The many telecom reforms throughout the EU and the continual policy direction that attempts to neutralize differences between markets is also a challenge for Orange to overcome in its pricing and marketing strategies over time (Bacchiocchi, Florio, Gambaro, 2011). These regional variations in global markets also accelerate the need for Orange to have more effective strategic market planning across the entire spectrum of market requirements (Stockdale, 2011).
Increasingly these internal analyses indicate that the future of Orange is aligned with the ability to get customers to migrate into higher-value 3G and 4G plans in addition to adoption smartphones as the new platform of services growth (Orange Investor Relations, 2012). Using the Value Bundle to accomplish this transition is possible by concentrating on minimizing competitive threats by continually adding to services as needed to the bundle to further mitigate threats to the customer base.

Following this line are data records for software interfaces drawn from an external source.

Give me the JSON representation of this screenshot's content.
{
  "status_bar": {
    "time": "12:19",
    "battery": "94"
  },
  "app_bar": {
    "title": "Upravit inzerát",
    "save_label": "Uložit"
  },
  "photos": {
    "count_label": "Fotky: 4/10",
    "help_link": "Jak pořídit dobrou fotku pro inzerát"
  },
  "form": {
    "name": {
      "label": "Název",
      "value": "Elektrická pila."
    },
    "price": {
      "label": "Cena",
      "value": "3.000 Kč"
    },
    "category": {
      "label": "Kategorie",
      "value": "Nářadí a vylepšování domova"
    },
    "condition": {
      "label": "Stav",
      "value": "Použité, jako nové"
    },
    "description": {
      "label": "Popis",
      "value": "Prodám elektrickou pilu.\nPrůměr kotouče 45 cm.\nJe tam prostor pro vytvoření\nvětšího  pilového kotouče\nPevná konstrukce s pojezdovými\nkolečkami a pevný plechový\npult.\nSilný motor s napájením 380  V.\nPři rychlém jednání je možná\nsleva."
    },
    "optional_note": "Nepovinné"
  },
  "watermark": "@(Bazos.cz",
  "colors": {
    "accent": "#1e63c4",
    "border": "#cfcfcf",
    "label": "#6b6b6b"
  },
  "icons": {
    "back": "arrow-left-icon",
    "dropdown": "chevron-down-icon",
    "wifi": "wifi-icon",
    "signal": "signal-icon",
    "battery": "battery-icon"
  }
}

At Orange today the specific configuration of the Value Bundle does not exist, yet if it can be created with enough flexibility, the company can use it as a preemptive competitive strategy against global competitors. From a SWOT perspective the Value Bundles' greatest potential is in mitigating threats by continually adding to and augmenting the breadth and depth of services sold. It must also be used as a means for driving upsell and cross-sell of value-added services as well.
As the smartphone is critical to the future of Orange from a platform and profitability perspective, it is analyzed as the most significant strategic factor in the next section on Macroenvironment Analysis. Inherent in this strategy of using smartphones as the foundation for value-add of highly profitable services, Orange needs to think more as a platform marketer in addition to purely-play services.
The greatest disruptive innovation that has impacted the global telecom market is the rapid adoption of the smartphone platforms and corresponding operating systems including Apple iOS, Google Android, Windows MobilePhone and nearly a dozen others (Andlauer, Pouillot, 2011). As smartphones are pivotal to the future of global telecom, its profitability and has proven to be the single best defense against continually deflating ARPUs (Orange Investor Relations, 2012) this dynamic in the macro-environment is analyzed in Figure 3. The interaction fo Substitute Products, Bargaining Power of Suppliers, New Market Entrants and Bargaining Power of Buyers are combined to form the competitive rivalry levels within the telecommunications industry. The Value Bundle initiative is used as the foundation for smartphone marketing, promotion and aftermarket service. The following Five Forces Analysis assumes incremental sales of services on this platform based on the Value Bundle driving up ARPUs and stabilizing churn rates, making it possible for smartphone growth to occur.